DATA TO USE:
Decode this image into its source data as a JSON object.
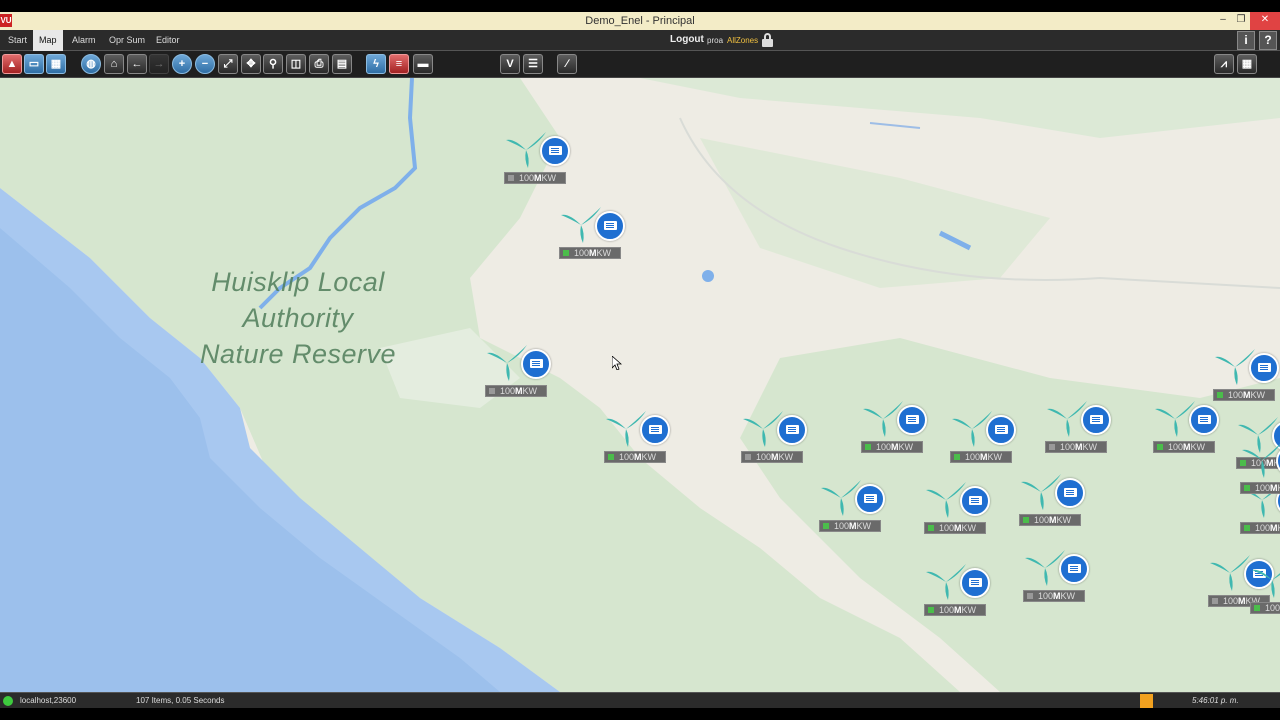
{
  "window": {
    "title": "Demo_Enel - Principal",
    "app_icon": "VU",
    "minimize": "–",
    "restore": "❐",
    "close": "✕"
  },
  "menu": {
    "items": [
      "Start",
      "Map",
      "Alarm",
      "Opr Sum",
      "Editor"
    ],
    "active": "Map",
    "logout": "Logout",
    "user": "proa",
    "zones": "AllZones",
    "info": "i",
    "help": "?"
  },
  "toolbar": {
    "icons": [
      "alarm-bell-icon",
      "window-icon",
      "grid-icon",
      "globe-icon",
      "home-icon",
      "back-arrow-icon",
      "forward-arrow-icon",
      "zoom-in-icon",
      "zoom-out-icon",
      "fit-icon",
      "pan-icon",
      "magnifier-icon",
      "layers-icon",
      "print-icon",
      "document-icon",
      "lightning-icon",
      "report-icon",
      "screen-icon",
      "vu-icon",
      "list-icon",
      "pen-icon",
      "trend-chart-icon",
      "table-icon"
    ]
  },
  "map": {
    "area_label": "Huisklip Local\nAuthority\nNature Reserve",
    "colors": {
      "sea": "#a8c8f0",
      "land": "#eeece4",
      "green": "#d3e5cc",
      "river": "#7fb0ea",
      "turbine": "#3fb8b0",
      "marker": "#1f6fd1"
    },
    "markers": [
      {
        "label_pre": "100",
        "label_bold": "M",
        "label_post": "KW",
        "status": "grey"
      },
      {
        "label_pre": "100",
        "label_bold": "M",
        "label_post": "KW",
        "status": "green"
      },
      {
        "label_pre": "100",
        "label_bold": "M",
        "label_post": "KW",
        "status": "grey"
      },
      {
        "label_pre": "100",
        "label_bold": "M",
        "label_post": "KW",
        "status": "green"
      },
      {
        "label_pre": "100",
        "label_bold": "M",
        "label_post": "KW",
        "status": "grey"
      },
      {
        "label_pre": "100",
        "label_bold": "M",
        "label_post": "KW",
        "status": "green"
      },
      {
        "label_pre": "100",
        "label_bold": "M",
        "label_post": "KW",
        "status": "green"
      },
      {
        "label_pre": "100",
        "label_bold": "M",
        "label_post": "KW",
        "status": "grey"
      },
      {
        "label_pre": "100",
        "label_bold": "M",
        "label_post": "KW",
        "status": "green"
      },
      {
        "label_pre": "100",
        "label_bold": "M",
        "label_post": "KW",
        "status": "green"
      },
      {
        "label_pre": "100",
        "label_bold": "M",
        "label_post": "KW",
        "status": "green"
      },
      {
        "label_pre": "100",
        "label_bold": "M",
        "label_post": "KW",
        "status": "green"
      },
      {
        "label_pre": "100",
        "label_bold": "M",
        "label_post": "KW",
        "status": "green"
      },
      {
        "label_pre": "100",
        "label_bold": "M",
        "label_post": "KW",
        "status": "green"
      },
      {
        "label_pre": "100",
        "label_bold": "M",
        "label_post": "KW",
        "status": "grey"
      },
      {
        "label_pre": "100",
        "label_bold": "M",
        "label_post": "KW",
        "status": "grey"
      },
      {
        "label_pre": "100",
        "label_bold": "M",
        "label_post": "KW",
        "status": "green"
      },
      {
        "label_pre": "100",
        "label_bold": "M",
        "label_post": "KW",
        "status": "green"
      },
      {
        "label_pre": "100",
        "label_bold": "M",
        "label_post": "KW",
        "status": "green"
      },
      {
        "label_pre": "100",
        "label_bold": "M",
        "label_post": "KW",
        "status": "green"
      }
    ]
  },
  "status": {
    "server": "localhost,23600",
    "items": "107 Items, 0.05 Seconds",
    "time": "5:46:01 p. m."
  }
}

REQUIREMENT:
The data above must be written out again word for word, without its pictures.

ANSWER FOR THE TASK:
Decode this image into its source data as a JSON object.
{
  "window": {
    "title": "Demo_Enel - Principal",
    "app_icon": "VU",
    "minimize": "–",
    "restore": "❐",
    "close": "✕"
  },
  "menu": {
    "items": [
      "Start",
      "Map",
      "Alarm",
      "Opr Sum",
      "Editor"
    ],
    "active": "Map",
    "logout": "Logout",
    "user": "proa",
    "zones": "AllZones",
    "info": "i",
    "help": "?"
  },
  "toolbar": {
    "icons": [
      "alarm-bell-icon",
      "window-icon",
      "grid-icon",
      "globe-icon",
      "home-icon",
      "back-arrow-icon",
      "forward-arrow-icon",
      "zoom-in-icon",
      "zoom-out-icon",
      "fit-icon",
      "pan-icon",
      "magnifier-icon",
      "layers-icon",
      "print-icon",
      "document-icon",
      "lightning-icon",
      "report-icon",
      "screen-icon",
      "vu-icon",
      "list-icon",
      "pen-icon",
      "trend-chart-icon",
      "table-icon"
    ]
  },
  "map": {
    "area_label": "Huisklip Local\nAuthority\nNature Reserve",
    "colors": {
      "sea": "#a8c8f0",
      "land": "#eeece4",
      "green": "#d3e5cc",
      "river": "#7fb0ea",
      "turbine": "#3fb8b0",
      "marker": "#1f6fd1"
    },
    "markers": [
      {
        "label_pre": "100",
        "label_bold": "M",
        "label_post": "KW",
        "status": "grey"
      },
      {
        "label_pre": "100",
        "label_bold": "M",
        "label_post": "KW",
        "status": "green"
      },
      {
        "label_pre": "100",
        "label_bold": "M",
        "label_post": "KW",
        "status": "grey"
      },
      {
        "label_pre": "100",
        "label_bold": "M",
        "label_post": "KW",
        "status": "green"
      },
      {
        "label_pre": "100",
        "label_bold": "M",
        "label_post": "KW",
        "status": "grey"
      },
      {
        "label_pre": "100",
        "label_bold": "M",
        "label_post": "KW",
        "status": "green"
      },
      {
        "label_pre": "100",
        "label_bold": "M",
        "label_post": "KW",
        "status": "green"
      },
      {
        "label_pre": "100",
        "label_bold": "M",
        "label_post": "KW",
        "status": "grey"
      },
      {
        "label_pre": "100",
        "label_bold": "M",
        "label_post": "KW",
        "status": "green"
      },
      {
        "label_pre": "100",
        "label_bold": "M",
        "label_post": "KW",
        "status": "green"
      },
      {
        "label_pre": "100",
        "label_bold": "M",
        "label_post": "KW",
        "status": "green"
      },
      {
        "label_pre": "100",
        "label_bold": "M",
        "label_post": "KW",
        "status": "green"
      },
      {
        "label_pre": "100",
        "label_bold": "M",
        "label_post": "KW",
        "status": "green"
      },
      {
        "label_pre": "100",
        "label_bold": "M",
        "label_post": "KW",
        "status": "green"
      },
      {
        "label_pre": "100",
        "label_bold": "M",
        "label_post": "KW",
        "status": "grey"
      },
      {
        "label_pre": "100",
        "label_bold": "M",
        "label_post": "KW",
        "status": "grey"
      },
      {
        "label_pre": "100",
        "label_bold": "M",
        "label_post": "KW",
        "status": "green"
      },
      {
        "label_pre": "100",
        "label_bold": "M",
        "label_post": "KW",
        "status": "green"
      },
      {
        "label_pre": "100",
        "label_bold": "M",
        "label_post": "KW",
        "status": "green"
      },
      {
        "label_pre": "100",
        "label_bold": "M",
        "label_post": "KW",
        "status": "green"
      }
    ]
  },
  "status": {
    "server": "localhost,23600",
    "items": "107 Items, 0.05 Seconds",
    "time": "5:46:01 p. m."
  }
}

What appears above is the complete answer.